At number 12 in Rolling Stone Magazine’s list of the 100 greatest Beatles songs is “Norwegian Wood (This Bird Has Flown)”. This is one of my favourite Beatles songs, not just of 1965 but of any period. I simply adore this song. It is, in my opinion, pure perfection. Instrumentally, if features the first use of a sitar on a Beatles’ song (and probably on any western pop music song). Lyrically, it is both profound and light; leaving the listener wondering at the end of the song – what happens next?
As the screen capture above to the Rolling Stone blurb says, “Norwegian Wood” was John Lennon writing about an affair, but in a way to try and hide it from his wife.

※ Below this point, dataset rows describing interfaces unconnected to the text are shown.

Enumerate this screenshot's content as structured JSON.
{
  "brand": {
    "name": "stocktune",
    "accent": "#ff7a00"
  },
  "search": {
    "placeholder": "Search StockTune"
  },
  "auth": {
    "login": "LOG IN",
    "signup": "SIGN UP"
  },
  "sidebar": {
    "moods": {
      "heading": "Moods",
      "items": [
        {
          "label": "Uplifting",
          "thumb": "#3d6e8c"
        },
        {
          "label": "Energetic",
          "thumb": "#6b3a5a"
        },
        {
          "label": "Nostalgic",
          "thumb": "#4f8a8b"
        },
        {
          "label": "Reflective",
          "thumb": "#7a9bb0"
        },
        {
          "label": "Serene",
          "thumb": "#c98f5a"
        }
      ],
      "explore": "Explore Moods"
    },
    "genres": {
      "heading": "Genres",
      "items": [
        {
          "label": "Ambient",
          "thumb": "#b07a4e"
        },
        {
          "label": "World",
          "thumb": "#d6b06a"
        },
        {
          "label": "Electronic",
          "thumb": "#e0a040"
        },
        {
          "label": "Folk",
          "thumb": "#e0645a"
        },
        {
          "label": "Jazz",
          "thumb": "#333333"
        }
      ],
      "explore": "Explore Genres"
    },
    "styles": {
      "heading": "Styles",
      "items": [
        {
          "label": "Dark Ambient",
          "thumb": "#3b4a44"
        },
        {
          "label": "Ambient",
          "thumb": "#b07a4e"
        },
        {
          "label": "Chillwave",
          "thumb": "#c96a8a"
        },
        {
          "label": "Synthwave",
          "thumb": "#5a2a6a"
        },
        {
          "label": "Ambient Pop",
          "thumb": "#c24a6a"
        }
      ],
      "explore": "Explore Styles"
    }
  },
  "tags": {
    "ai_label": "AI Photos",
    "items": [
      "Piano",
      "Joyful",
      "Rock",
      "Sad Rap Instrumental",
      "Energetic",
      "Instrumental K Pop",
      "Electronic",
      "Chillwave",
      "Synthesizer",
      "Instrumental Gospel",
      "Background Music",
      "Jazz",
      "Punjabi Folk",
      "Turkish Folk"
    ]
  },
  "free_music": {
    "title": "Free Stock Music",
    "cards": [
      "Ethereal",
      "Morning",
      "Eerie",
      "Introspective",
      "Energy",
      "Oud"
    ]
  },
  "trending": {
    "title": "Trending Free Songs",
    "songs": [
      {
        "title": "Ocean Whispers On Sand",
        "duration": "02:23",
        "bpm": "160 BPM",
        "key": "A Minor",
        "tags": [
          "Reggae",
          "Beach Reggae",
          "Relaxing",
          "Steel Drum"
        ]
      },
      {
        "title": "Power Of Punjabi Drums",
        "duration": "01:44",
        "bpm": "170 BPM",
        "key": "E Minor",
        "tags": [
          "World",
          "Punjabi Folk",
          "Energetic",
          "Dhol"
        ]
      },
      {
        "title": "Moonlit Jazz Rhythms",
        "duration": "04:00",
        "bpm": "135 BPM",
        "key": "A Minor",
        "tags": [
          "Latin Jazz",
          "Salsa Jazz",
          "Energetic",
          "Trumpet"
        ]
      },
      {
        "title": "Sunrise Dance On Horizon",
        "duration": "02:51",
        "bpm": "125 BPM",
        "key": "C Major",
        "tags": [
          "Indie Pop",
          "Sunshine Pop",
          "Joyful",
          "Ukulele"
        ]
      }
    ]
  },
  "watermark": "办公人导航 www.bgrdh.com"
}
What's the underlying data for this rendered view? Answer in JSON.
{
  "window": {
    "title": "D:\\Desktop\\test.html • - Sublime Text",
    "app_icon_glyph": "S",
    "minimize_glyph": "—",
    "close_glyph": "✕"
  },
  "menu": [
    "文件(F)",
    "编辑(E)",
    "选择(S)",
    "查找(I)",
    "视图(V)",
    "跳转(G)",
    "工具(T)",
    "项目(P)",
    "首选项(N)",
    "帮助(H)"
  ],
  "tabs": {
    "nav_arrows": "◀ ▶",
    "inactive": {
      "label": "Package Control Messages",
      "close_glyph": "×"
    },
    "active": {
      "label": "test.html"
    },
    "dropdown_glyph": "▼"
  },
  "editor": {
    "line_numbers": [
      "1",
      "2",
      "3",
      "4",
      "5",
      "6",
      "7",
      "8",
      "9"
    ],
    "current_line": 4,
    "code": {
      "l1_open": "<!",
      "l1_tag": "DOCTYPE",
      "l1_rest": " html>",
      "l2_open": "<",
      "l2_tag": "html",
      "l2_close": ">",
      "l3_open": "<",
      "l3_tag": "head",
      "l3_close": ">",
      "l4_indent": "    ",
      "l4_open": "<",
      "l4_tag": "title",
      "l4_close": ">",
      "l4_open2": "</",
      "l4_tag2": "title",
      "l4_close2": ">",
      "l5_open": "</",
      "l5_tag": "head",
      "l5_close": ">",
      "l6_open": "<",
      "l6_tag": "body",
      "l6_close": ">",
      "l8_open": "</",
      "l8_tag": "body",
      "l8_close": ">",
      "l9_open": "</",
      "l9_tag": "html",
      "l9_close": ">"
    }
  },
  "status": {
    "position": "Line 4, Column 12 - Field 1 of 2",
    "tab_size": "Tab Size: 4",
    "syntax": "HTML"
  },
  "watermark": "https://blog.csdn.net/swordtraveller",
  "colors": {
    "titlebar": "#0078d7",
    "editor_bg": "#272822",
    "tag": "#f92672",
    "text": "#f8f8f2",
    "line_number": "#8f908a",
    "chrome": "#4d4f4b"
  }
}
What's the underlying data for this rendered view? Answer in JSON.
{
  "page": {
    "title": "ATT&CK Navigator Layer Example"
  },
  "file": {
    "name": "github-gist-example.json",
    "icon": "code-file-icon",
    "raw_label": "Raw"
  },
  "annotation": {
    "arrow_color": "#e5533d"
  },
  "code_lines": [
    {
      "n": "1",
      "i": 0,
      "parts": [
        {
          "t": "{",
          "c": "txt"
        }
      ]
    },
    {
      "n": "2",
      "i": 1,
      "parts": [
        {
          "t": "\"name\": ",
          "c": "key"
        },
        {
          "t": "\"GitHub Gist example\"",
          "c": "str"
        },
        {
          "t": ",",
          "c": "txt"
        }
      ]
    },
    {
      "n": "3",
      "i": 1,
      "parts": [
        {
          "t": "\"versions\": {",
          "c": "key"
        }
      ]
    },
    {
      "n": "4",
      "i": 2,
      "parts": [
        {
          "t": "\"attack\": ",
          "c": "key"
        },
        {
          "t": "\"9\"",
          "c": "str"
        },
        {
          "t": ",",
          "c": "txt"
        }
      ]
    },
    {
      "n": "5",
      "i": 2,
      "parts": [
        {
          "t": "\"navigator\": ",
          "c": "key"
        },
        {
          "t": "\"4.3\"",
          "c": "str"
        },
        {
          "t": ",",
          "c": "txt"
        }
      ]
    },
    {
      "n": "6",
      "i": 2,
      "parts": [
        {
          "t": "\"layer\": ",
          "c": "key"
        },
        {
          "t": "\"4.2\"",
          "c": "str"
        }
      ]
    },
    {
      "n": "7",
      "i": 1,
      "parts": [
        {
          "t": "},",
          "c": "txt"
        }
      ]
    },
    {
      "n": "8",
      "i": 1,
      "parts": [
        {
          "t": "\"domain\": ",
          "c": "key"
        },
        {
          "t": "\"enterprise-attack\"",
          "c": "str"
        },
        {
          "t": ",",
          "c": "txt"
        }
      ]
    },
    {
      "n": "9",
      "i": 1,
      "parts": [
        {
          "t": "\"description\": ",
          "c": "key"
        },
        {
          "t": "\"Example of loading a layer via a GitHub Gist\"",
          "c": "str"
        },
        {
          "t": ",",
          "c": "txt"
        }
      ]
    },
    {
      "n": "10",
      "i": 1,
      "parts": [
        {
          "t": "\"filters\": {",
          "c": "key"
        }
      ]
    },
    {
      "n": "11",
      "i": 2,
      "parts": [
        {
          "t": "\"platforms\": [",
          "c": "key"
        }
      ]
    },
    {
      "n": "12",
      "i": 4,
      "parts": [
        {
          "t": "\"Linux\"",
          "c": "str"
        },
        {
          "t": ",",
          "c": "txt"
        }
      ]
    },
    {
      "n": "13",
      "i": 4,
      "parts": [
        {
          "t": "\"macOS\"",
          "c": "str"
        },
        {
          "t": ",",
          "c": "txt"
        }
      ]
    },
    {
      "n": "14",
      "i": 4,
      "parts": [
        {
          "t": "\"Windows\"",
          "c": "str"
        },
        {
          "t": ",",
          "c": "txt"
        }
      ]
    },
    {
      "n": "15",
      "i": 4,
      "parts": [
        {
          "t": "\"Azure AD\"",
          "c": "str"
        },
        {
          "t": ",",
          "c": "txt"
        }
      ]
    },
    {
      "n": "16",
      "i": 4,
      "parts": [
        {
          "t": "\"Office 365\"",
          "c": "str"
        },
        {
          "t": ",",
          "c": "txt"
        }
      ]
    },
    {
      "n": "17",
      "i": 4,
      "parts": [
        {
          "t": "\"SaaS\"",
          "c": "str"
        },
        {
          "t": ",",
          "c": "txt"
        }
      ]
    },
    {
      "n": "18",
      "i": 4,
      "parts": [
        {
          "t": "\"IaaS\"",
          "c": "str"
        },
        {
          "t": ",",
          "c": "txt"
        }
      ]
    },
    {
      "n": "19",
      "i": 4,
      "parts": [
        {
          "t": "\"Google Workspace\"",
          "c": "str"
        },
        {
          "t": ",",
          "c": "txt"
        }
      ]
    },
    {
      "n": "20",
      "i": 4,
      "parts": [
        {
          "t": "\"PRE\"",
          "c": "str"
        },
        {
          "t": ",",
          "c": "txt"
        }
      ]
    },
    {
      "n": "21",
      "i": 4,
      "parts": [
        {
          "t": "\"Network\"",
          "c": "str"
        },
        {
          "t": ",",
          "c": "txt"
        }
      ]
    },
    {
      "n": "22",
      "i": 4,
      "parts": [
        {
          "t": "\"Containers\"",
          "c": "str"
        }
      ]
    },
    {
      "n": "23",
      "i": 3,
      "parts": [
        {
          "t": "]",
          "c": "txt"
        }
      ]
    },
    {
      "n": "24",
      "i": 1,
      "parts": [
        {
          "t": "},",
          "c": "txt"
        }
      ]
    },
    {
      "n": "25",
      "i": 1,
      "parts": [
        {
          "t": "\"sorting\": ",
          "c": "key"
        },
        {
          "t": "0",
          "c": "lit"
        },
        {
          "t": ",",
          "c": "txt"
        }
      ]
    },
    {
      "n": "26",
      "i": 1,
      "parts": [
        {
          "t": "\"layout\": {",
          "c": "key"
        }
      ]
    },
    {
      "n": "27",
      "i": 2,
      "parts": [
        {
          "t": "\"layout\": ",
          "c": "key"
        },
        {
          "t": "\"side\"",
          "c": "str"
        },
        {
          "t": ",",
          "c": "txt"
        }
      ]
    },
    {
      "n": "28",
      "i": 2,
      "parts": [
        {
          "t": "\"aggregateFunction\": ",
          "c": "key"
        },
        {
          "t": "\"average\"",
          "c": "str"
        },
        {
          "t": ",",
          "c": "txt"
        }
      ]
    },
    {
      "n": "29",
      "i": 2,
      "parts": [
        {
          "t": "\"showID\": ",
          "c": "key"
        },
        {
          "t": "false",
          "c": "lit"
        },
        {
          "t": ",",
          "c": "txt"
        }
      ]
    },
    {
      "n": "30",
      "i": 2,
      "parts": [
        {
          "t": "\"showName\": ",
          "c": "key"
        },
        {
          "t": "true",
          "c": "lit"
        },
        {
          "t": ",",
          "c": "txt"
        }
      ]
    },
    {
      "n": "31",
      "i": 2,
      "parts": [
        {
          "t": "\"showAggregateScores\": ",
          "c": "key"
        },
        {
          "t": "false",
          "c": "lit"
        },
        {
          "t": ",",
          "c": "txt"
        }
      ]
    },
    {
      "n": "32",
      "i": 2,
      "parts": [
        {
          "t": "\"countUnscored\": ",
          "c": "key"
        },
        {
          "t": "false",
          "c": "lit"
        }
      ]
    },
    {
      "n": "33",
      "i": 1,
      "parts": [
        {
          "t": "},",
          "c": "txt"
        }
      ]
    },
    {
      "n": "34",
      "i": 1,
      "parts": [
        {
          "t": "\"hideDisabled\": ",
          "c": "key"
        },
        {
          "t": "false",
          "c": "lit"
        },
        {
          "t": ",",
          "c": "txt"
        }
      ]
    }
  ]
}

The song is only ten lines long, but it is ten lines of perfection. It is a mainly Lennon composition, with Paul McCartney claiming that he contributed the two lines “She told me…..”, and the title. But, in an interview just before his death, Lennon claimed it was his song entirely, with no contribution from McCartney.
I suspect McCartney’s version of events is more true; even when a song was nearly entirely a creation of one of them, the other would often suggest ideas or word changes in the studio, as they were recording the song. This went on even right up until the end, when they were barely speaking to each other outside of the studio. So, with this song, I suspect that McCartney did indeed suggest a line or two and a word here and there.
I once had a girl, or should I say, she once had me…
She showed me her room, isn’t it good, norwegian wood?
She asked me to stay and she told me to sit anywhere,
So I looked around and I noticed there wasn’t a chair.
I sat on a rug, biding my time, drinking her wine
We talked until two and then she said, “It’s time for bed”
She told me she worked in the morning and started to laugh.
I told her I didn’t and crawled off to sleep in the bath
And when I awoke, I was alone, this bird had flown
So I lit a fire, isn’t it good, norwegian wood.
Here is a video of this mesmerising song. Enjoy!